Among the many treasures of The al-Sabah Collection, Kuwait, are hundreds of games pieces dating from the seventh to the nineteenth century CE. Intricately crafted in a rich variety of materials, including ivory, wood, ceramic, glass, jade, and agate, these tiny objects not only mark the evolution of familiar games into their modern forms, but also evoke the imperial palaces, military camps, and herders’ tents in which they were played over many centuries.

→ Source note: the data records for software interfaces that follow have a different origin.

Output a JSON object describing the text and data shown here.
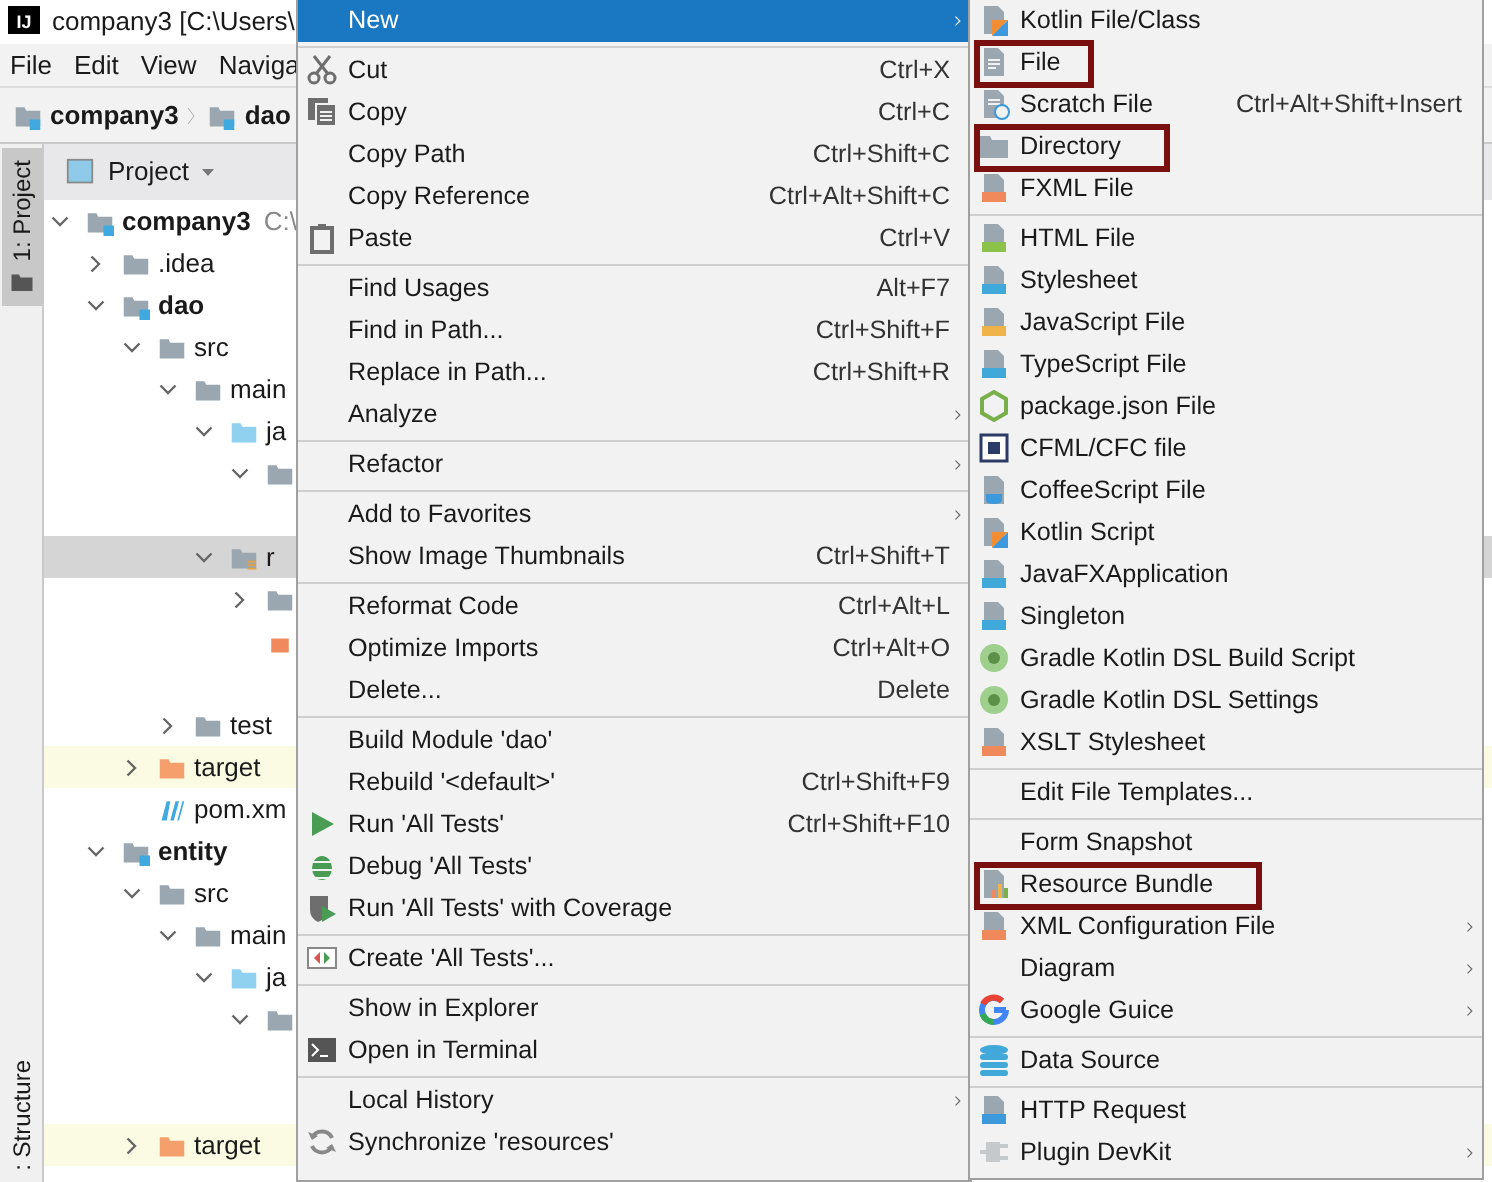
{
  "window": {
    "logo": "IJ",
    "title": "company3 [C:\\Users\\"
  },
  "menubar": [
    "File",
    "Edit",
    "View",
    "Naviga"
  ],
  "breadcrumb": [
    "company3",
    "dao"
  ],
  "tool_windows": [
    {
      "label": "1: Project",
      "selected": true
    },
    {
      "label": ": Structure",
      "selected": false
    }
  ],
  "project_panel": {
    "title": "Project"
  },
  "tree": [
    {
      "label": "company3",
      "suffix": "C:\\",
      "kind": "module",
      "expanded": true,
      "selected": false,
      "children": [
        {
          "label": ".idea",
          "kind": "folder",
          "expanded": false,
          "selected": false
        },
        {
          "label": "dao",
          "kind": "module",
          "expanded": true,
          "selected": false,
          "children": [
            {
              "label": "src",
              "kind": "folder",
              "expanded": true,
              "selected": false,
              "children": [
                {
                  "label": "main",
                  "kind": "folder",
                  "expanded": true,
                  "selected": false,
                  "children": [
                    {
                      "label": "ja",
                      "kind": "source",
                      "expanded": true,
                      "selected": false,
                      "children": [
                        {
                          "kind": "folder",
                          "expanded": true,
                          "selected": false,
                          "children": [
                            {
                              "selected": false
                            }
                          ]
                        }
                      ]
                    },
                    {
                      "label": "r",
                      "kind": "resources",
                      "expanded": true,
                      "selected": true,
                      "children": [
                        {
                          "kind": "folder",
                          "expanded": false,
                          "selected": false
                        },
                        {
                          "kind": "properties",
                          "selected": false
                        },
                        {
                          "selected": false
                        }
                      ]
                    }
                  ]
                },
                {
                  "label": "test",
                  "kind": "folder",
                  "expanded": false,
                  "selected": false
                }
              ]
            },
            {
              "label": "target",
              "kind": "excluded",
              "expanded": false,
              "selected": false
            },
            {
              "label": "pom.xm",
              "kind": "maven",
              "selected": false
            }
          ]
        },
        {
          "label": "entity",
          "kind": "module",
          "expanded": true,
          "selected": false,
          "children": [
            {
              "label": "src",
              "kind": "folder",
              "expanded": true,
              "selected": false,
              "children": [
                {
                  "label": "main",
                  "kind": "folder",
                  "expanded": true,
                  "selected": false,
                  "children": [
                    {
                      "label": "ja",
                      "kind": "source",
                      "expanded": true,
                      "selected": false,
                      "children": [
                        {
                          "kind": "folder",
                          "expanded": true,
                          "selected": false,
                          "children": [
                            {
                              "selected": false
                            },
                            {
                              "selected": false
                            }
                          ]
                        }
                      ]
                    }
                  ]
                }
              ]
            },
            {
              "label": "target",
              "kind": "excluded",
              "expanded": false,
              "selected": false
            }
          ]
        }
      ]
    }
  ],
  "context_menu": [
    [
      {
        "label": "New",
        "selected": true,
        "arrow": true
      }
    ],
    [
      {
        "label": "Cut",
        "shortcut": "Ctrl+X",
        "kind": "scissors",
        "selected": false
      },
      {
        "label": "Copy",
        "shortcut": "Ctrl+C",
        "kind": "copy",
        "selected": false
      },
      {
        "label": "Copy Path",
        "shortcut": "Ctrl+Shift+C",
        "selected": false
      },
      {
        "label": "Copy Reference",
        "shortcut": "Ctrl+Alt+Shift+C",
        "selected": false
      },
      {
        "label": "Paste",
        "shortcut": "Ctrl+V",
        "kind": "paste",
        "selected": false
      }
    ],
    [
      {
        "label": "Find Usages",
        "shortcut": "Alt+F7",
        "selected": false
      },
      {
        "label": "Find in Path...",
        "shortcut": "Ctrl+Shift+F",
        "selected": false
      },
      {
        "label": "Replace in Path...",
        "shortcut": "Ctrl+Shift+R",
        "selected": false
      },
      {
        "label": "Analyze",
        "arrow": true,
        "selected": false
      }
    ],
    [
      {
        "label": "Refactor",
        "arrow": true,
        "selected": false
      }
    ],
    [
      {
        "label": "Add to Favorites",
        "arrow": true,
        "selected": false
      },
      {
        "label": "Show Image Thumbnails",
        "shortcut": "Ctrl+Shift+T",
        "selected": false
      }
    ],
    [
      {
        "label": "Reformat Code",
        "shortcut": "Ctrl+Alt+L",
        "selected": false
      },
      {
        "label": "Optimize Imports",
        "shortcut": "Ctrl+Alt+O",
        "selected": false
      },
      {
        "label": "Delete...",
        "shortcut": "Delete",
        "selected": false
      }
    ],
    [
      {
        "label": "Build Module 'dao'",
        "selected": false
      },
      {
        "label": "Rebuild '<default>'",
        "shortcut": "Ctrl+Shift+F9",
        "selected": false
      },
      {
        "label": "Run 'All Tests'",
        "shortcut": "Ctrl+Shift+F10",
        "kind": "run",
        "selected": false
      },
      {
        "label": "Debug 'All Tests'",
        "kind": "debug",
        "selected": false
      },
      {
        "label": "Run 'All Tests' with Coverage",
        "kind": "coverage",
        "selected": false
      }
    ],
    [
      {
        "label": "Create 'All Tests'...",
        "kind": "create",
        "selected": false
      }
    ],
    [
      {
        "label": "Show in Explorer",
        "selected": false
      },
      {
        "label": "Open in Terminal",
        "kind": "terminal",
        "selected": false
      }
    ],
    [
      {
        "label": "Local History",
        "arrow": true,
        "selected": false
      },
      {
        "label": "Synchronize 'resources'",
        "kind": "sync",
        "selected": false
      }
    ]
  ],
  "new_submenu": [
    [
      {
        "label": "Kotlin File/Class",
        "kind": "kotlin"
      },
      {
        "label": "File",
        "kind": "file",
        "boxed": true
      },
      {
        "label": "Scratch File",
        "shortcut": "Ctrl+Alt+Shift+Insert",
        "kind": "scratch"
      },
      {
        "label": "Directory",
        "kind": "directory",
        "boxed": true
      },
      {
        "label": "FXML File",
        "kind": "fxml"
      }
    ],
    [
      {
        "label": "HTML File",
        "kind": "html"
      },
      {
        "label": "Stylesheet",
        "kind": "css"
      },
      {
        "label": "JavaScript File",
        "kind": "js"
      },
      {
        "label": "TypeScript File",
        "kind": "ts"
      },
      {
        "label": "package.json File",
        "kind": "nodejs"
      },
      {
        "label": "CFML/CFC file",
        "kind": "cfml"
      },
      {
        "label": "CoffeeScript File",
        "kind": "coffee"
      },
      {
        "label": "Kotlin Script",
        "kind": "kotlin"
      },
      {
        "label": "JavaFXApplication",
        "kind": "javafx"
      },
      {
        "label": "Singleton",
        "kind": "javafx"
      },
      {
        "label": "Gradle Kotlin DSL Build Script",
        "kind": "gradle"
      },
      {
        "label": "Gradle Kotlin DSL Settings",
        "kind": "gradle"
      },
      {
        "label": "XSLT Stylesheet",
        "kind": "fxml"
      }
    ],
    [
      {
        "label": "Edit File Templates..."
      }
    ],
    [
      {
        "label": "Form Snapshot"
      },
      {
        "label": "Resource Bundle",
        "kind": "bundle",
        "boxed": true
      },
      {
        "label": "XML Configuration File",
        "kind": "fxml",
        "arrow": true
      },
      {
        "label": "Diagram",
        "arrow": true
      },
      {
        "label": "Google Guice",
        "kind": "google",
        "arrow": true
      }
    ],
    [
      {
        "label": "Data Source",
        "kind": "database"
      }
    ],
    [
      {
        "label": "HTTP Request",
        "kind": "api"
      },
      {
        "label": "Plugin DevKit",
        "kind": "plugin",
        "arrow": true
      }
    ]
  ]
}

Some of the most beautiful are a famous group of rock-crystal chess pieces that were kept in a monastery church in northern Spain for more than 800 years. They are presented here alongside other spectacular examples, some of which have never before appeared in a publication, including both early figural chess pieces that originated in India and the Sasanian empire and the more abstract forms that later became popular throughout the Islamic world. Other games pieces, such as dice and pachisi sets and an important medieval Arabic treatise on chess, complete the collection.
This volume provides the definitive catalogue of this outstanding group of games pieces, some of which scientific testing has dated with precision for the first time, and includes more than 300 striking images.
Deborah Freeman Fahid
Deborah Freeman Fahid is a fellow of the Royal Asiatic Society of Great Britain and Ireland and former assistant curator and head of publications at The al-Sabah Collection, Dar al-Athar al-Islamiyyah, Kuwait. She has worked in the field of Islamic art since 1995, when she was appointed head of Islamic manuscripts and works on paper at Christie’s, London.